• [Listed entries]

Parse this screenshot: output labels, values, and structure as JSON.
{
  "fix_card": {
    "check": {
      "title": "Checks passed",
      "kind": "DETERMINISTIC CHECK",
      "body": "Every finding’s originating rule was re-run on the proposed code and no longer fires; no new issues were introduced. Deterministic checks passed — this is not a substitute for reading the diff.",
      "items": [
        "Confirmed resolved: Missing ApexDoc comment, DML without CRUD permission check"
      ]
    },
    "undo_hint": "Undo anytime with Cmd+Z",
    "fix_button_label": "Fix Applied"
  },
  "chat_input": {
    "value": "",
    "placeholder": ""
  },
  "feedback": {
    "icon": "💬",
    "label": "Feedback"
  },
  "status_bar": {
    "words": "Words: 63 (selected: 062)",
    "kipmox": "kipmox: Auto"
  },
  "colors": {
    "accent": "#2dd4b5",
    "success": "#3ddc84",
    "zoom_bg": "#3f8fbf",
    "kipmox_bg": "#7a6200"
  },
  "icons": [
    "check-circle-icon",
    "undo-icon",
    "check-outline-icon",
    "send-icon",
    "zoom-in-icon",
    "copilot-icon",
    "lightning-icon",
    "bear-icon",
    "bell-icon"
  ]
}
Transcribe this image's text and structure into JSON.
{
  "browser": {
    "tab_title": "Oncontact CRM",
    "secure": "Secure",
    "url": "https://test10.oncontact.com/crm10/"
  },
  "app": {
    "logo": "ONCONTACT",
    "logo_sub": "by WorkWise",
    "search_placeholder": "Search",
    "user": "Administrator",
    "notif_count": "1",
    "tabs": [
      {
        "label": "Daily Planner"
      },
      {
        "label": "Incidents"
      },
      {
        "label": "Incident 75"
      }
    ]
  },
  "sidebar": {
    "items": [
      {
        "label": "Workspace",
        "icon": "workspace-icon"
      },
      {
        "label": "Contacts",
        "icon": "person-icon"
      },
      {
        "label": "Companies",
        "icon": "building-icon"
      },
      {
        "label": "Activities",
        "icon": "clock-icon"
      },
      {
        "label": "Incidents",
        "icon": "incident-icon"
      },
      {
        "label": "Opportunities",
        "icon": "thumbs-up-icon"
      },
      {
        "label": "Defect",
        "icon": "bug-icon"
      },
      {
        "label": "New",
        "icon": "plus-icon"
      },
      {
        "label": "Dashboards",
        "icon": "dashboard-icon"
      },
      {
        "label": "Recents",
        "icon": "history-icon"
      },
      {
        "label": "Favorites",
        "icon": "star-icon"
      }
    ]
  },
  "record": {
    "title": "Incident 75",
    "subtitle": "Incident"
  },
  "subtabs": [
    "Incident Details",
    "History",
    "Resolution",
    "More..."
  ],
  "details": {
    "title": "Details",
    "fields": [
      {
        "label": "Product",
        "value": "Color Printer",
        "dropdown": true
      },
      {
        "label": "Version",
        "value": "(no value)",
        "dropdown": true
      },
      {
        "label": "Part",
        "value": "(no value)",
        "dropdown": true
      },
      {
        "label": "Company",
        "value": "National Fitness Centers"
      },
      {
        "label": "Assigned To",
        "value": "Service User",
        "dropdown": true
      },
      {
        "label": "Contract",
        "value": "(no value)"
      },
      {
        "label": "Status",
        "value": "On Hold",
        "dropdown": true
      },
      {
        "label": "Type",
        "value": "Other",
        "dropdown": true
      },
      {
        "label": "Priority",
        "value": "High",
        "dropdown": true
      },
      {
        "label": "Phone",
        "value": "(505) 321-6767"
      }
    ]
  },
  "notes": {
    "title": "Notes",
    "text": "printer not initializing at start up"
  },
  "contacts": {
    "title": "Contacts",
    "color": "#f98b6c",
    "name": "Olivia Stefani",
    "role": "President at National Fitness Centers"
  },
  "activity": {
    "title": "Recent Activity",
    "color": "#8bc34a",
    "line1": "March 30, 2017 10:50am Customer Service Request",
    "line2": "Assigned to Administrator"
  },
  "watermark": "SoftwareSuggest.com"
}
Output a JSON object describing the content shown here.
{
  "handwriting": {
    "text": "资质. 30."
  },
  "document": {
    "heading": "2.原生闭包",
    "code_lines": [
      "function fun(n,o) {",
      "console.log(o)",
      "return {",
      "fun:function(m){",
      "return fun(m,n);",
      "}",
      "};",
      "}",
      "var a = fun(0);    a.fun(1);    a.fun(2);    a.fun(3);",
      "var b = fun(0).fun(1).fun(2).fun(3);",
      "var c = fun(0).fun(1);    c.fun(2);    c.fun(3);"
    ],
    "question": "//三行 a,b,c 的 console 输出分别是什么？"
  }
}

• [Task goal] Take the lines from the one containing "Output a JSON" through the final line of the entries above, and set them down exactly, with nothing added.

• [Expected answer]
Output a JSON object describing the content shown here.
{
  "handwriting": {
    "text": "资质. 30."
  },
  "document": {
    "heading": "2.原生闭包",
    "code_lines": [
      "function fun(n,o) {",
      "console.log(o)",
      "return {",
      "fun:function(m){",
      "return fun(m,n);",
      "}",
      "};",
      "}",
      "var a = fun(0);    a.fun(1);    a.fun(2);    a.fun(3);",
      "var b = fun(0).fun(1).fun(2).fun(3);",
      "var c = fun(0).fun(1);    c.fun(2);    c.fun(3);"
    ],
    "question": "//三行 a,b,c 的 console 输出分别是什么？"
  }
}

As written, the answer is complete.